According to Indonesia Travel, Kelimutu's westernmost lake, Tiwu ata Mbupu (Lake of Old People) is usually blue. Lake Tiwu Nuwa Muri Koo Fai (Lake of Young Men and Maidens) is typically green, and Tiwu Ata Polo (Bewitched or Enchanted Lake) is usually red. However, the lakes can and do change color at any time—even to black. As Indonesia'd reports, "A few years ago, the lakes were white, turquoise and red. In November 2009, they were black, turquoise, and a coca-cola brown. And again in July 2010, the lakes were resplendent in various shades of green."
Whereas other colored lakes often get their hues from certain species of bacteria, Kelimutu's lakes are a bit more mysterious—especially since their colors change so often.
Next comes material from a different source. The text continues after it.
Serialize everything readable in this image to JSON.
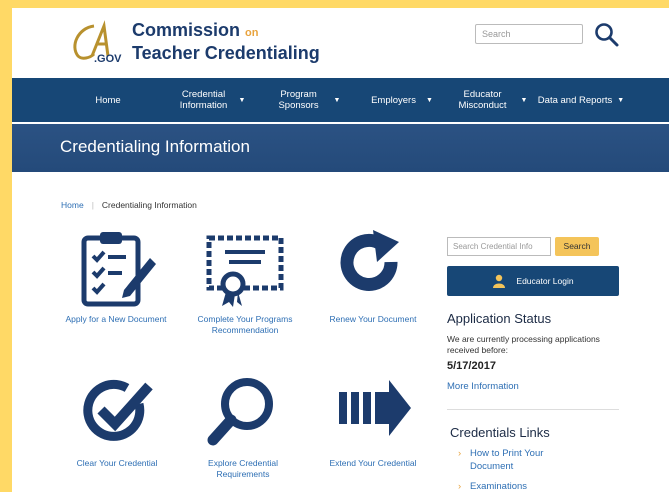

People believe that particular minerals in the water may interact with volcanic gas to create the mercurial shades, but it's hard to know for sure.
The names of these mysterious lakes come from local folklore. Many believe that the lakes are a resting place for departed souls, and Mae, a god of the afterlife, will send those who died to different lakes depending on their merits in life. (Hence lakes named for the old, young, and prophetic.) If you plan on visiting the volcano while living, you can simply drive up the 8 km path to take a little gander at these beauties.
The best time to visit is in July or August (during Indonesia's dry season). Travel experts recommend waking up as early as 3:30 a.m. to catch the sunrise at Mount Kelimutu. After you soak up the imagery of three colorful crater lakes swirling with sunshine, you can hike around the volcano before riding back the way you came.
According to curiosity